After months of heated debate and political discussions, Scotland voted "no" to independence from the UK last Thursday./PHOTO VIA Flickr user Kay 222

After months of heated debate and political discussions, Scotland voted “no” to independence from the UK last Thursday./PHOTO VIA Flickr user Kay 222

Scotland has voted no in a poll for independence Thursday, but it remains historically significant for a number of reasons.

The Background: Scotland went through the task of deciding whether or not it wanted to remain a member of the United Kingdom or strike out on its own as an independent country. The question of independence was unique in that it wasn’t the result of war, political unrest or economic turmoil. The vote was divided into two camps — Union vs. Independence, Yes vs. No — and until the last breath of the campaign, both sides remained neck in neck.

The Vote: A mind-blowing almost 85% of eligible voters — anyone 16 years old and older who lived in Scotland — came to the polls and voted. The results were close, with 45% for independence and 55% for union.

The Aftermath: Okay, so Scotland didn’t get independence. Honestly, I wasn’t sure which way I wanted it to go. On one hand, I think it would be so exciting to witness the beginning of a country on such non-martial terms. On the other hand, the economic repercussions are pretty substantial — more than half of Scottish loans will now be held in foreign banks and it’s possible they will have to go off the English pound.

But I don’t think that everything is lost for Scotland, even if they didn’t gain independence. I feel like, if anything, this vote served as a wake-up call for England. Historically, they don’t have the best track record with Scotland, and perhaps the threat of “breaking up the family,” as David Cameron, the prime minister of England kept putting it, will shake England into giving Scotland some of the respect and autonomy it was asking for.

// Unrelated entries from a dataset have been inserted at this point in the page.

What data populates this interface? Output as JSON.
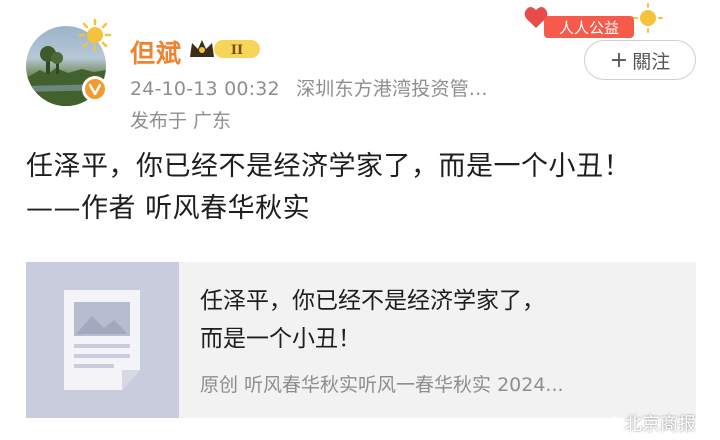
{
  "post": {
    "author": "但斌",
    "vip_level": "II",
    "timestamp": "24-10-13 00:32",
    "device": "深圳东方港湾投资管...",
    "location": "发布于 广东",
    "follow_label": "關注",
    "follow_plus": "+",
    "badge_text": "人人公益",
    "text_line1": "任泽平，你已经不是经济学家了，而是一个小丑！",
    "text_line2": "——作者 听风春华秋实"
  },
  "card": {
    "title_line1": "任泽平，你已经不是经济学家了，",
    "title_line2": "而是一个小丑！",
    "source": "原创  听风春华秋实听风一春华秋实 2024..."
  },
  "watermark": "北京商报",
  "colors": {
    "name": "#f0832e",
    "muted": "#8e8e8e",
    "card_bg": "#f2f2f2",
    "thumb_bg": "#c9ccdc"
  }
}
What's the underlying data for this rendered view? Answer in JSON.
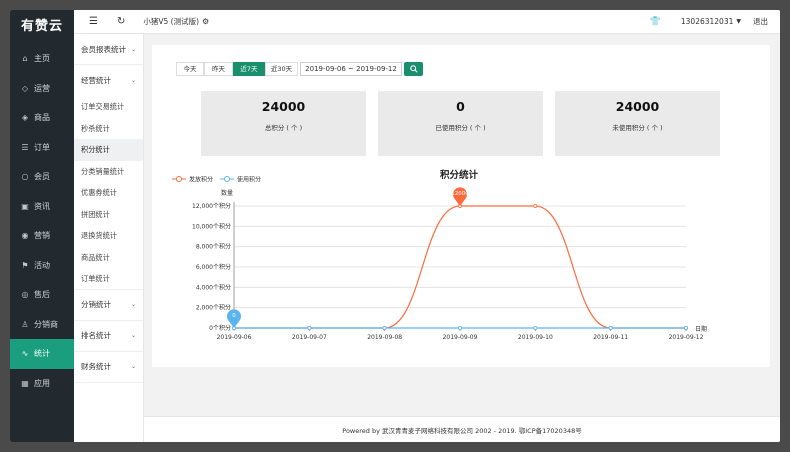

And it could also have effects worldwide.

Scotland didn’t have to resort to violence or weapons in order to make it heard. It went through the political system and trusted the power of democracy. That kind of peaceful resistance, the iron spine of Scotland, can serve as a beacon for other countries looking to strike out in their own forms of independence. In a world that is constantly seething with war, Scotland stands apart from the chaos and shows that fighting for freedom doesn’t necessarily mean fighting with weapons, that taking a stand doesn’t mean taking up arms, and that pride for one’s country doesn’t mean attacking another’s.

British politicians, like Labour lawmaker Alistair Darling, said that any promises of political changes made by Westminster parties would be kept, which would imbue Scotland with more powers. The vote has caused deep rifts in how the English and Scottish communicate, but perhaps that dialogue, while awkward and fiery at times, can lead to a better understanding of each other.

Scotland didn’t get its independence, but hopefully it can still get the freedom it deserves.